“She’s built like a boy,” said my grandfather, “and now you’ve given her that terrible name. She’s going to grow up like a boy if you’re not careful, and then no one will want her. Who wants a girl always running about this way and that? Keep that child still, and stop calling her Little Brother! What do you think it is—some kind of joke? Do you think it’s funny hah?”
A lady was the most abhorred thing you could become, because ladies were lazy bums who sat around wasting their husband’s money and walked down the street with perfectly made-up mien visiting the jewelry stores to which my mother delivered her wares. My mother was certainly not a lady. She worked and worked and worked, and when she wasn’t working she was cleaning, and when she wasn’t cleaning or working she was sick. You could always tell who was a lady by what they complained about, the length of their nails and whether they put milk or butter into their coffee.
Coming of Age was explained to me in books, and in the books Judy Blume characters waited with delirious anticipation for their period. I didn’t see what the big deal was when it happened to me. So what? It just meant I could make babies if I felt the urge, and of course that was the last thing on my mind. So I wrote the date in my diary, and dreary life continued on as usual. Coming of Age for boys was infinitely more interesting, I thought, when I watched Stand by Me and Dead Poets Society. Boys formed friendships by discovering cadavers. They walked on railway tracks, started secret clubs, cried over their own cowardice and occasionally shot themselves in the head when pushed too far. It didn’t matter if girls were cowards, there was no opportunity or reason for us to test our bravery. All that mattered was that we could make a good pot of rice, had a pretty face and were fertile.
To raise a girl, I realized, you’d need gallons of Social Conditioner with added Spirit Deflator. Rub onto every limb until limp, put the child into a chair and wait until she sets. When appendages harden, you know you have a perfect young woman—so still and silent and sedate that you could wrap your precious one up in cotton wool and put her in a cabinet. Ah, look at the darling geisha behind glass.
At Footscray Retravision, there was a propensity for some mainland Chinese to refuse to buy items made in China. Whenever they said haughtily, “O, zhonggno zuo de wo buyao”—I don’t want anything made in China—I couldn’t help myself. I would ask with salesgirl innocence, “But sir, aren’t you made in China?” Of course, I always had to feign that little giggle that sounded like two brightly coloured balloons rubbing rapidly up against each other. Unlike my younger sisters, who grew up in tastefully bland pastel dresses, I had spent my childhood with a grandmother who packaged me into padded Mao suits and made me aware that I had to defend myself against all the other blandly dressed banana-children—children who were yellow on the outside but believed they could be completely white inside. My grandmother had warned me that those children grew up to become sour, crumple-faced lemons. I now believed her.

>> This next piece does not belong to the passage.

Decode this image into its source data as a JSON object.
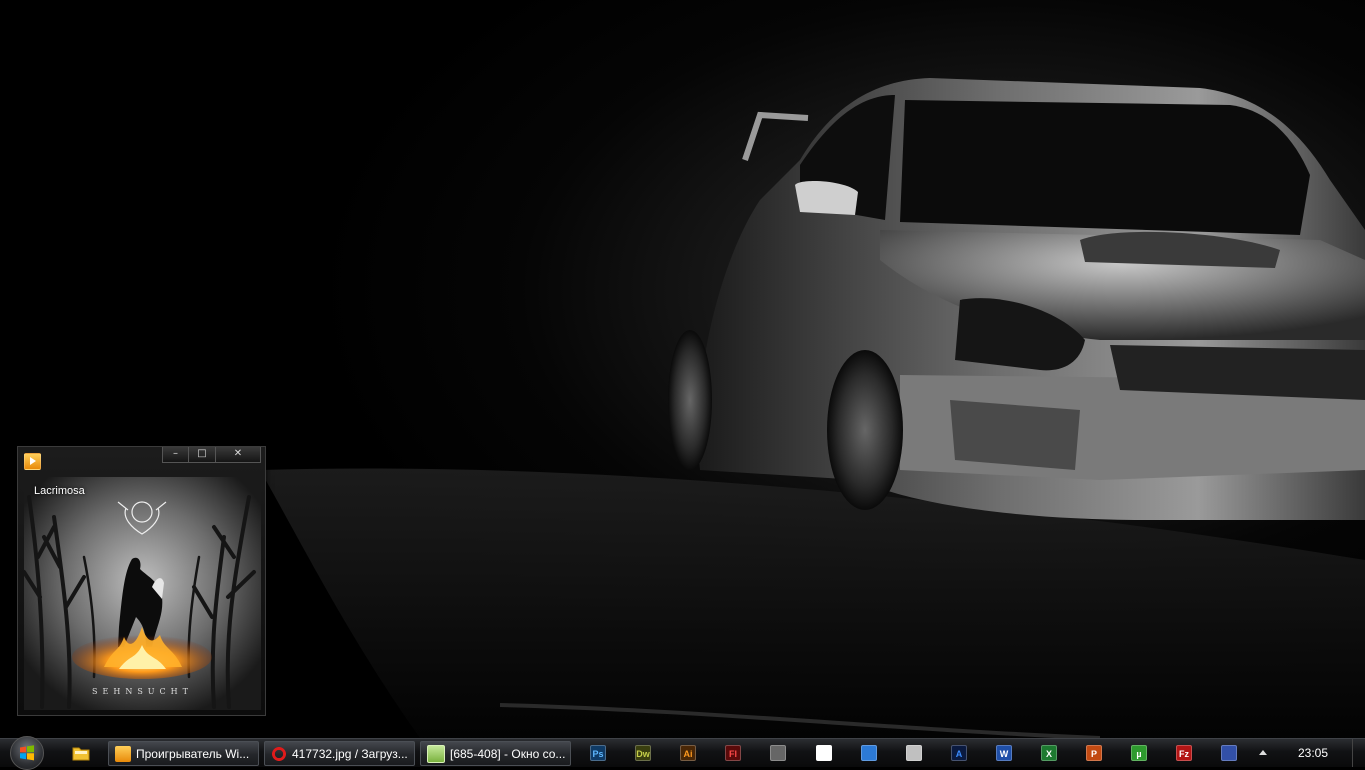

I thought, if I were a young man I would be scared of my parents too. Perhaps not my father so much, because he was able to sit down and reason things out. But my mother—there was no way she would be able to understand an alien, let alone an alien her own daughter had chosen. My mother saw the differences as insurmountable—she was only comfortable with the familiar, yet she still believed that Princess Diana was the most dazzling creature ever to grace the earth, and that white women were more beautiful than we could ever be.